Web page and app entries
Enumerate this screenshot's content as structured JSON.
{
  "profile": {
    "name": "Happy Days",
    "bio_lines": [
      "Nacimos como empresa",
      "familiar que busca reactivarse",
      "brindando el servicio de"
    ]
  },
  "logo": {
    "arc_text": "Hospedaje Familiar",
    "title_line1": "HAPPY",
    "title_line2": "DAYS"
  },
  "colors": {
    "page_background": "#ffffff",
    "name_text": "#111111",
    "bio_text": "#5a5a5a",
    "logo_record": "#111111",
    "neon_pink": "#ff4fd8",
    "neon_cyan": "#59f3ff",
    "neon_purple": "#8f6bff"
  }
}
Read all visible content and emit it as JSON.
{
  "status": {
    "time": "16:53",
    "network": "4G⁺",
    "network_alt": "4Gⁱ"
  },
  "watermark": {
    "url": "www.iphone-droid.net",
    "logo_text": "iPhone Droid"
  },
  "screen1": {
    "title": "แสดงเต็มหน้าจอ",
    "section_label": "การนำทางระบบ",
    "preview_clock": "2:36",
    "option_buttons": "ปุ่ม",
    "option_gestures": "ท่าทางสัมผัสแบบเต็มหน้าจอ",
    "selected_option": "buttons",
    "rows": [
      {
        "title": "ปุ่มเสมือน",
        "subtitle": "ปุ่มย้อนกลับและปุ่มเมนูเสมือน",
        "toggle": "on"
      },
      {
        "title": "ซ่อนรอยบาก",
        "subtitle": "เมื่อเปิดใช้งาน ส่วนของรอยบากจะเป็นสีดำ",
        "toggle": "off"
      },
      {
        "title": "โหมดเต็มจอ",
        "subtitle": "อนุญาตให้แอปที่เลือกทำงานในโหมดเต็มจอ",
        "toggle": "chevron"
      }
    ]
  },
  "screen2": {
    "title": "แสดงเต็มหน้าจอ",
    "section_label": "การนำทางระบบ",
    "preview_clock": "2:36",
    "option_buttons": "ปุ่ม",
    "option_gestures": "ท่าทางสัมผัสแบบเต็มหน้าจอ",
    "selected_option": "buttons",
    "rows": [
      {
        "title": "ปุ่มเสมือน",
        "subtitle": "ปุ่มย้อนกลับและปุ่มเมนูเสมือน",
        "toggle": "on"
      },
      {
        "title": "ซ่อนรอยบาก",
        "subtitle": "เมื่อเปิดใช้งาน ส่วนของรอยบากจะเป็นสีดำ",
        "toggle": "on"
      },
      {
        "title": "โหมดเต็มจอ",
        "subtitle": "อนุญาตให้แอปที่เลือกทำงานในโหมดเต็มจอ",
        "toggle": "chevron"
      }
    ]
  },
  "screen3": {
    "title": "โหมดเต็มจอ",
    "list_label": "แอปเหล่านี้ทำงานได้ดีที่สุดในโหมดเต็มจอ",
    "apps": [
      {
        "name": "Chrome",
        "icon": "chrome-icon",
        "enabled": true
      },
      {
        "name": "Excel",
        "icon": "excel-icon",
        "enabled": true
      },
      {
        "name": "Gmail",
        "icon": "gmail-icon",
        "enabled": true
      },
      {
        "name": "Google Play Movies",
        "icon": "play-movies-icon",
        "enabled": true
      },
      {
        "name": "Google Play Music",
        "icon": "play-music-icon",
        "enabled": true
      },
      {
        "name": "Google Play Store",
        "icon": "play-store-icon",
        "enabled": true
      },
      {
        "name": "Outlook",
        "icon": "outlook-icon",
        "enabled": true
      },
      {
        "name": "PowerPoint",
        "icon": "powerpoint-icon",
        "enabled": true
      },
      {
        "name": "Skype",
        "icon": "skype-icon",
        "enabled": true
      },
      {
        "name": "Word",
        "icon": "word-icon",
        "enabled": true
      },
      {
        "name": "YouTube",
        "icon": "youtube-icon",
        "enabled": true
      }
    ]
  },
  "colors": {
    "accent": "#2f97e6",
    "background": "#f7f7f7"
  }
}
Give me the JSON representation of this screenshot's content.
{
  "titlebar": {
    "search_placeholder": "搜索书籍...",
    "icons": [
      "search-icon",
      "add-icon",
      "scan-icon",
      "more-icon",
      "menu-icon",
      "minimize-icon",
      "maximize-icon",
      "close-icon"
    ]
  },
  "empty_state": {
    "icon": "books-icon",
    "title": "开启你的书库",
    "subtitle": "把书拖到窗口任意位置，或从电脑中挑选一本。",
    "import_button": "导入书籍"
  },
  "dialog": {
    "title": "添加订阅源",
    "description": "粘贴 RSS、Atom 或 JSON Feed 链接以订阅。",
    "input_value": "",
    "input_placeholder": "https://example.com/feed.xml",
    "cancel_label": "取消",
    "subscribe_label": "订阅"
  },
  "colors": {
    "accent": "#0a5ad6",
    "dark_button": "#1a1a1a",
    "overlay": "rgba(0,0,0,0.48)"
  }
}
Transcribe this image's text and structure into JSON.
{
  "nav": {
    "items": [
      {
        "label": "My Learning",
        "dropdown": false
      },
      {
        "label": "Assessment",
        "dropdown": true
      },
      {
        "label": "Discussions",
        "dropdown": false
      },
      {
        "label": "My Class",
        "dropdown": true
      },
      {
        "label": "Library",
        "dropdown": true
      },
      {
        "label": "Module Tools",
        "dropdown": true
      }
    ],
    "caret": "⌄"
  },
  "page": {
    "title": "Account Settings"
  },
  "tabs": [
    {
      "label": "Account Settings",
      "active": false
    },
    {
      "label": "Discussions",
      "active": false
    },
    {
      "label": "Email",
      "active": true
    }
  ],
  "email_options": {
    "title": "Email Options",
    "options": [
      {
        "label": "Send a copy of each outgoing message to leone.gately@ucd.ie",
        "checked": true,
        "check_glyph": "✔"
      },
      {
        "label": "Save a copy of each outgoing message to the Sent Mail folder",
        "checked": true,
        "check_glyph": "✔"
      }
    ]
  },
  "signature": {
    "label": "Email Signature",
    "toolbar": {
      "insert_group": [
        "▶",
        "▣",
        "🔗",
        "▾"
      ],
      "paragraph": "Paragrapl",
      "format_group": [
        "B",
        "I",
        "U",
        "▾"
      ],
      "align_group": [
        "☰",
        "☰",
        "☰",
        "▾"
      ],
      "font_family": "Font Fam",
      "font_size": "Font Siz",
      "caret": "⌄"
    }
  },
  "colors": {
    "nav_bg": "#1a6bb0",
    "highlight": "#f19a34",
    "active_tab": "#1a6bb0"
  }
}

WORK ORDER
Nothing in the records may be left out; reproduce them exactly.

SOLUTION BELOW
Enumerate this screenshot's content as structured JSON.
{
  "profile": {
    "name": "Happy Days",
    "bio_lines": [
      "Nacimos como empresa",
      "familiar que busca reactivarse",
      "brindando el servicio de"
    ]
  },
  "logo": {
    "arc_text": "Hospedaje Familiar",
    "title_line1": "HAPPY",
    "title_line2": "DAYS"
  },
  "colors": {
    "page_background": "#ffffff",
    "name_text": "#111111",
    "bio_text": "#5a5a5a",
    "logo_record": "#111111",
    "neon_pink": "#ff4fd8",
    "neon_cyan": "#59f3ff",
    "neon_purple": "#8f6bff"
  }
}
Read all visible content and emit it as JSON.
{
  "status": {
    "time": "16:53",
    "network": "4G⁺",
    "network_alt": "4Gⁱ"
  },
  "watermark": {
    "url": "www.iphone-droid.net",
    "logo_text": "iPhone Droid"
  },
  "screen1": {
    "title": "แสดงเต็มหน้าจอ",
    "section_label": "การนำทางระบบ",
    "preview_clock": "2:36",
    "option_buttons": "ปุ่ม",
    "option_gestures": "ท่าทางสัมผัสแบบเต็มหน้าจอ",
    "selected_option": "buttons",
    "rows": [
      {
        "title": "ปุ่มเสมือน",
        "subtitle": "ปุ่มย้อนกลับและปุ่มเมนูเสมือน",
        "toggle": "on"
      },
      {
        "title": "ซ่อนรอยบาก",
        "subtitle": "เมื่อเปิดใช้งาน ส่วนของรอยบากจะเป็นสีดำ",
        "toggle": "off"
      },
      {
        "title": "โหมดเต็มจอ",
        "subtitle": "อนุญาตให้แอปที่เลือกทำงานในโหมดเต็มจอ",
        "toggle": "chevron"
      }
    ]
  },
  "screen2": {
    "title": "แสดงเต็มหน้าจอ",
    "section_label": "การนำทางระบบ",
    "preview_clock": "2:36",
    "option_buttons": "ปุ่ม",
    "option_gestures": "ท่าทางสัมผัสแบบเต็มหน้าจอ",
    "selected_option": "buttons",
    "rows": [
      {
        "title": "ปุ่มเสมือน",
        "subtitle": "ปุ่มย้อนกลับและปุ่มเมนูเสมือน",
        "toggle": "on"
      },
      {
        "title": "ซ่อนรอยบาก",
        "subtitle": "เมื่อเปิดใช้งาน ส่วนของรอยบากจะเป็นสีดำ",
        "toggle": "on"
      },
      {
        "title": "โหมดเต็มจอ",
        "subtitle": "อนุญาตให้แอปที่เลือกทำงานในโหมดเต็มจอ",
        "toggle": "chevron"
      }
    ]
  },
  "screen3": {
    "title": "โหมดเต็มจอ",
    "list_label": "แอปเหล่านี้ทำงานได้ดีที่สุดในโหมดเต็มจอ",
    "apps": [
      {
        "name": "Chrome",
        "icon": "chrome-icon",
        "enabled": true
      },
      {
        "name": "Excel",
        "icon": "excel-icon",
        "enabled": true
      },
      {
        "name": "Gmail",
        "icon": "gmail-icon",
        "enabled": true
      },
      {
        "name": "Google Play Movies",
        "icon": "play-movies-icon",
        "enabled": true
      },
      {
        "name": "Google Play Music",
        "icon": "play-music-icon",
        "enabled": true
      },
      {
        "name": "Google Play Store",
        "icon": "play-store-icon",
        "enabled": true
      },
      {
        "name": "Outlook",
        "icon": "outlook-icon",
        "enabled": true
      },
      {
        "name": "PowerPoint",
        "icon": "powerpoint-icon",
        "enabled": true
      },
      {
        "name": "Skype",
        "icon": "skype-icon",
        "enabled": true
      },
      {
        "name": "Word",
        "icon": "word-icon",
        "enabled": true
      },
      {
        "name": "YouTube",
        "icon": "youtube-icon",
        "enabled": true
      }
    ]
  },
  "colors": {
    "accent": "#2f97e6",
    "background": "#f7f7f7"
  }
}
Give me the JSON representation of this screenshot's content.
{
  "titlebar": {
    "search_placeholder": "搜索书籍...",
    "icons": [
      "search-icon",
      "add-icon",
      "scan-icon",
      "more-icon",
      "menu-icon",
      "minimize-icon",
      "maximize-icon",
      "close-icon"
    ]
  },
  "empty_state": {
    "icon": "books-icon",
    "title": "开启你的书库",
    "subtitle": "把书拖到窗口任意位置，或从电脑中挑选一本。",
    "import_button": "导入书籍"
  },
  "dialog": {
    "title": "添加订阅源",
    "description": "粘贴 RSS、Atom 或 JSON Feed 链接以订阅。",
    "input_value": "",
    "input_placeholder": "https://example.com/feed.xml",
    "cancel_label": "取消",
    "subscribe_label": "订阅"
  },
  "colors": {
    "accent": "#0a5ad6",
    "dark_button": "#1a1a1a",
    "overlay": "rgba(0,0,0,0.48)"
  }
}
Transcribe this image's text and structure into JSON.
{
  "nav": {
    "items": [
      {
        "label": "My Learning",
        "dropdown": false
      },
      {
        "label": "Assessment",
        "dropdown": true
      },
      {
        "label": "Discussions",
        "dropdown": false
      },
      {
        "label": "My Class",
        "dropdown": true
      },
      {
        "label": "Library",
        "dropdown": true
      },
      {
        "label": "Module Tools",
        "dropdown": true
      }
    ],
    "caret": "⌄"
  },
  "page": {
    "title": "Account Settings"
  },
  "tabs": [
    {
      "label": "Account Settings",
      "active": false
    },
    {
      "label": "Discussions",
      "active": false
    },
    {
      "label": "Email",
      "active": true
    }
  ],
  "email_options": {
    "title": "Email Options",
    "options": [
      {
        "label": "Send a copy of each outgoing message to leone.gately@ucd.ie",
        "checked": true,
        "check_glyph": "✔"
      },
      {
        "label": "Save a copy of each outgoing message to the Sent Mail folder",
        "checked": true,
        "check_glyph": "✔"
      }
    ]
  },
  "signature": {
    "label": "Email Signature",
    "toolbar": {
      "insert_group": [
        "▶",
        "▣",
        "🔗",
        "▾"
      ],
      "paragraph": "Paragrapl",
      "format_group": [
        "B",
        "I",
        "U",
        "▾"
      ],
      "align_group": [
        "☰",
        "☰",
        "☰",
        "▾"
      ],
      "font_family": "Font Fam",
      "font_size": "Font Siz",
      "caret": "⌄"
    }
  },
  "colors": {
    "nav_bg": "#1a6bb0",
    "highlight": "#f19a34",
    "active_tab": "#1a6bb0"
  }
}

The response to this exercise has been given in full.